▸ **What this task involves**: Which lines in the records below contain the word "Programa"? Copy each one.

▸ **Provided information**:
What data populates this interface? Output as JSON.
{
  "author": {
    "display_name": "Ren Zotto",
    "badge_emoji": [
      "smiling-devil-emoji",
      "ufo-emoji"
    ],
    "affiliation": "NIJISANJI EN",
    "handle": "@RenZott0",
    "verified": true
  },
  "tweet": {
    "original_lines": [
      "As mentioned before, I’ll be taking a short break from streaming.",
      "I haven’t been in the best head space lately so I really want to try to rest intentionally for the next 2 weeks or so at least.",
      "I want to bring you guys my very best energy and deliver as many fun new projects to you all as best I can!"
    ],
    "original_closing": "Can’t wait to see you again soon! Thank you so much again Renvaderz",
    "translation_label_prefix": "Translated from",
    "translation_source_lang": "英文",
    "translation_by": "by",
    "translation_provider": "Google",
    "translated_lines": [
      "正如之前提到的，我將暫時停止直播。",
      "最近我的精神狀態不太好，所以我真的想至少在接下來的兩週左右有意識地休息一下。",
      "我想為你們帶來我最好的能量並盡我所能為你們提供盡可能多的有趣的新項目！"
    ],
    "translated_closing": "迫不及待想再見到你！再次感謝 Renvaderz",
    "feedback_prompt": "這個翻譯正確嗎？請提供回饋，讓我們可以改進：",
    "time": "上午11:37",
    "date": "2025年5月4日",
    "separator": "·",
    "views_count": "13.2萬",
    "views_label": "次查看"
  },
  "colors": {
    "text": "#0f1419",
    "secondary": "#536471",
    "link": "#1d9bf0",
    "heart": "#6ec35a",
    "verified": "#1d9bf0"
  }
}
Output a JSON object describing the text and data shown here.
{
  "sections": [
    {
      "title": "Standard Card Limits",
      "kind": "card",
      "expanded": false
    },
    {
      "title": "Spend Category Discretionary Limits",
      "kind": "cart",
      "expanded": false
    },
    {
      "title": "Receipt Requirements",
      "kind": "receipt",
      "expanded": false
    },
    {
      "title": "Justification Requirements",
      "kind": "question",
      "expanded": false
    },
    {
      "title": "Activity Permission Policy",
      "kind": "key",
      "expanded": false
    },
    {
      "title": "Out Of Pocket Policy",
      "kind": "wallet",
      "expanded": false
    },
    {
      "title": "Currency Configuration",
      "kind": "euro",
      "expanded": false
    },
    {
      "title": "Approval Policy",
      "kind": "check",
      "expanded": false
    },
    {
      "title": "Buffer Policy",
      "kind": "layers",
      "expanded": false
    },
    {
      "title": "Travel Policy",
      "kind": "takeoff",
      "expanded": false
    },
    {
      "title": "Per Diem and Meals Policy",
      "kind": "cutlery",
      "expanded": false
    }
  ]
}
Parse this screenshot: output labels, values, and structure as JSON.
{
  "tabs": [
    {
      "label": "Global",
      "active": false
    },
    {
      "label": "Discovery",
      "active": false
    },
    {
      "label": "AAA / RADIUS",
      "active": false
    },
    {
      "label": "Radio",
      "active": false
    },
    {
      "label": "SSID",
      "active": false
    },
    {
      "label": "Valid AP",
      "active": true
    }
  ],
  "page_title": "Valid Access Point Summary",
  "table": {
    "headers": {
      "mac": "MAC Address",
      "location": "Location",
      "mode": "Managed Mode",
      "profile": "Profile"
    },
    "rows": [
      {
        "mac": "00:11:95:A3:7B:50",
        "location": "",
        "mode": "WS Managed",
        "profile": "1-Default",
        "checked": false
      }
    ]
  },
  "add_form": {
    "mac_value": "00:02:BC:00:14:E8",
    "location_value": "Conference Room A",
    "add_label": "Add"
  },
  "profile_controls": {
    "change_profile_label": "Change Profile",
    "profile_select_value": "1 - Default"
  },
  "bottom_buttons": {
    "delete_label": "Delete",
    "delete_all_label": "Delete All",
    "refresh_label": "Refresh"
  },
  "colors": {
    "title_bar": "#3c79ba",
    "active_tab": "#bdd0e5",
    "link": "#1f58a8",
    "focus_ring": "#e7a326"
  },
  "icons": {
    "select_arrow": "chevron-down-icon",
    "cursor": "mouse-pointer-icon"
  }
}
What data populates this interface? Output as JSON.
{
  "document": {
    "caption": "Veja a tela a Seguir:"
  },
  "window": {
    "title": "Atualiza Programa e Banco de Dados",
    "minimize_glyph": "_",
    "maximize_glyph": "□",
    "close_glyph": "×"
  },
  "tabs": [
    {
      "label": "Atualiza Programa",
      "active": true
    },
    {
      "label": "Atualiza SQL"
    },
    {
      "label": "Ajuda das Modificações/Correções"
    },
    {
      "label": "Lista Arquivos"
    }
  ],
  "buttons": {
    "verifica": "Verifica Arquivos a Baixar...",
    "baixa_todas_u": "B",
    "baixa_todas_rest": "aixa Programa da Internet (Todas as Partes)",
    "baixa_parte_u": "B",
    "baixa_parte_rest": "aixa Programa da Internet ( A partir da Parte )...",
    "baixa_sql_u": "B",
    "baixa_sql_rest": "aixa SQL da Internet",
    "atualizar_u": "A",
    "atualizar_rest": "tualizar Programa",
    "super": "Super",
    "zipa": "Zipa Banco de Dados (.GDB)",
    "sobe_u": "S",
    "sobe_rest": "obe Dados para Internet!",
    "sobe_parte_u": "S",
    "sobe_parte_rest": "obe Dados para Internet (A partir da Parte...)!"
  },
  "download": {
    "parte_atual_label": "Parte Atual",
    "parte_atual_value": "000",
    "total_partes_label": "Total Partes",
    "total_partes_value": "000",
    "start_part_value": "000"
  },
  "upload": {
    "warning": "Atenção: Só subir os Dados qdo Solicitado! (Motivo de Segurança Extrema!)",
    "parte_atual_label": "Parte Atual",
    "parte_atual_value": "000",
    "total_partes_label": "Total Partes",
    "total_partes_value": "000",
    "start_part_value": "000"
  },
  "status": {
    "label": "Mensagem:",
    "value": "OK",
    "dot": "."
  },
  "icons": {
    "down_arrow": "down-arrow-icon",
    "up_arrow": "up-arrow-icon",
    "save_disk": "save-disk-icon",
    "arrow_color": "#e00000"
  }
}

▸ **Result of the task**:
    "title": "Atualiza Programa e Banco de Dados",
      "label": "Atualiza Programa",
    "baixa_todas_rest": "aixa Programa da Internet (Todas as Partes)",
    "baixa_parte_rest": "aixa Programa da Internet ( A partir da Parte )...",
    "atualizar_rest": "tualizar Programa",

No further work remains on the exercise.